Following President Bush's announcement of his proposal to deploy as many as 6,000 National Guard troops to the Mexican border, Homeland Security Secretary Michael Chertoff defended the administration's plan to bolster border protection in numerous media appearances and interviews. But in their coverage, media generally failed to mention that in December 2005, Chertoff characterized the deployment of the National Guard for border protection as "a horribly overexpensive and very difficult way to manage this problem."
A Washington Post editorial claimed that President Bush "responded weakly" when the House of Representatives passed its "draconian" immigration reform bill in December 2005, potentially costing him the "political strength now to resist it." The editorial suggested that Bush did not stand up to the House over the bill, which would institute criminal penalties for aiding illegal immigrants and mandate the construction of a fence along much of the Mexican border. But far from refusing to denounce the House's "draconian" bill, Bush in fact "applaud[ed] the House for passing a strong immigration bill."
A Washington Post/ABC News poll on the National Security Agency program to collect phone call records of tens of millions of United States residents found that 63 percent of respondents found the program acceptable.
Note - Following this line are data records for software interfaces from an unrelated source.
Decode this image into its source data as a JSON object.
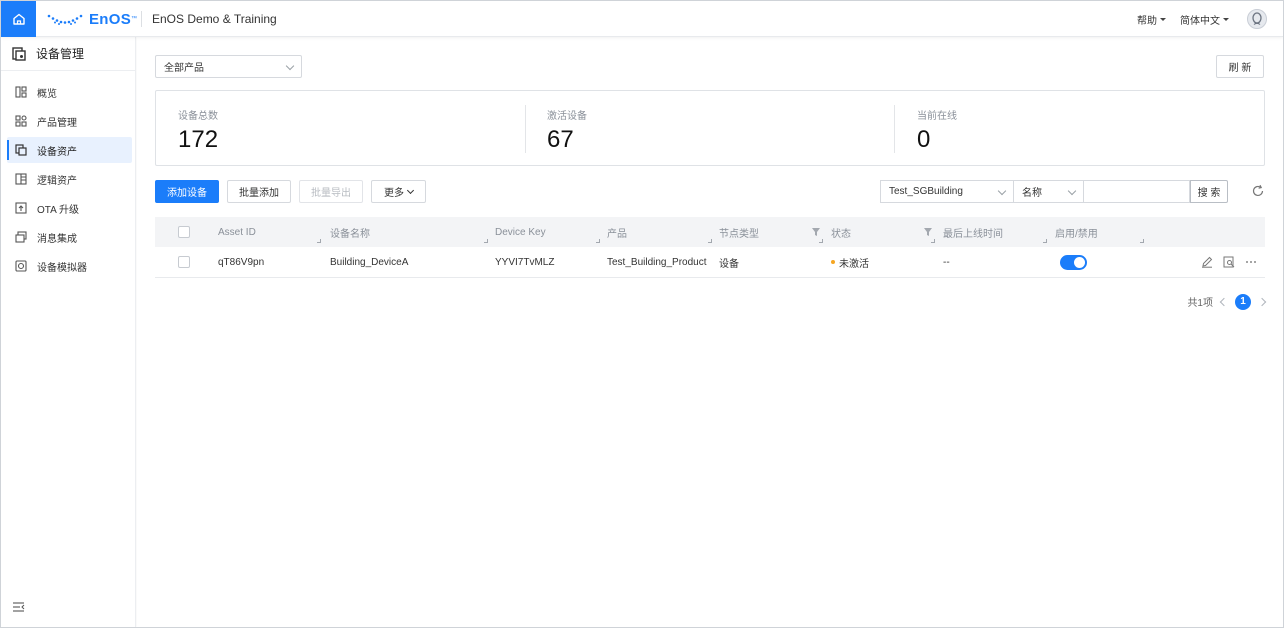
{
  "header": {
    "logo_text": "EnOS",
    "logo_tm": "™",
    "org_name": "EnOS Demo & Training",
    "help_label": "帮助",
    "language_label": "简体中文"
  },
  "sidebar": {
    "title": "设备管理",
    "items": [
      {
        "label": "概览",
        "icon": "dashboard-icon",
        "active": false
      },
      {
        "label": "产品管理",
        "icon": "product-grid-icon",
        "active": false
      },
      {
        "label": "设备资产",
        "icon": "device-asset-icon",
        "active": true
      },
      {
        "label": "逻辑资产",
        "icon": "logical-asset-icon",
        "active": false
      },
      {
        "label": "OTA 升级",
        "icon": "ota-upgrade-icon",
        "active": false
      },
      {
        "label": "消息集成",
        "icon": "message-integration-icon",
        "active": false
      },
      {
        "label": "设备模拟器",
        "icon": "device-simulator-icon",
        "active": false
      }
    ]
  },
  "filters": {
    "product_select": "全部产品",
    "refresh_label": "刷 新"
  },
  "stats": [
    {
      "label": "设备总数",
      "value": "172"
    },
    {
      "label": "激活设备",
      "value": "67"
    },
    {
      "label": "当前在线",
      "value": "0"
    }
  ],
  "toolbar": {
    "add_device": "添加设备",
    "batch_add": "批量添加",
    "batch_export": "批量导出",
    "more": "更多",
    "org_select": "Test_SGBuilding",
    "field_select": "名称",
    "search_placeholder": "",
    "search_label": "搜 索"
  },
  "table": {
    "columns": [
      "Asset ID",
      "设备名称",
      "Device Key",
      "产品",
      "节点类型",
      "状态",
      "最后上线时间",
      "启用/禁用"
    ],
    "rows": [
      {
        "asset_id": "qT86V9pn",
        "name": "Building_DeviceA",
        "device_key": "YYVI7TvMLZ",
        "product": "Test_Building_Product",
        "node_type": "设备",
        "status": "未激活",
        "last_online": "--",
        "enabled": true
      }
    ]
  },
  "pagination": {
    "total_label": "共1项",
    "current_page": "1"
  },
  "colors": {
    "accent": "#1b7dfa",
    "status_inactive": "#f5a623"
  }
}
The poll question claimed that the NSA is not "listening to or recording the conversations" captured by the data collection program, but a Post article reported that the program is related to NSA's warrantless domestic eavesdropping program.
In reporting and editorializing on the Senate Judiciary Committee's May 9 hearings to consider President Bush's nomination of White House staff secretary Brett Kavanaugh for a seat on the U.S. Court of Appeals for the D.C. Circuit, The Washington Post and The Washington Times each offered incomplete, inaccurate, and misleading portrayals of Kavanaugh's nomination and of Kavanaugh himself.
A Washington Post article on the ethics-reform bill passed by the House of Representatives buried a crucial fact: The bill had provoked widespread criticism from Democrats and government watchdog groups. In addition, the article noted that eight Democrats crossed party lines and voted for the bill, but did not similarly note that more than twice as many Republicans crossed party lines to vote against it. Other major print outlets similarly omitted crucial context regarding the House bill.
In a column titled "So Not Funny," Washington Post columnist Richard Cohen declared that comedian Stephen Colbert's scathing routine at the White House Correspondents Association dinner was "rude" and "insulting," and added that Colbert was "a bully." However, Cohen offered no criticism of Bush when, in a pre-taped skit at the 60th annual dinner of the Radio and Television Correspondents Association (RTCA) in 2004, he made light of the failure to find weapons of mass destruction in Iraq.
Washington Post staff writers Jim VandeHei and Michael A. Fletcher quoted several White House aides who characterized the appointment of Tony Snow as press secretary as "proof that he [Bush] is open to dissenting opinions," recognition on the part of the president that "he needs to do a better job communicating," and an effort to "wipe the slate clean." But despite the chorus of criticism from Democrats and others in response to Bush's choice, VandeHei and Fletcher presented no contrasting opinions.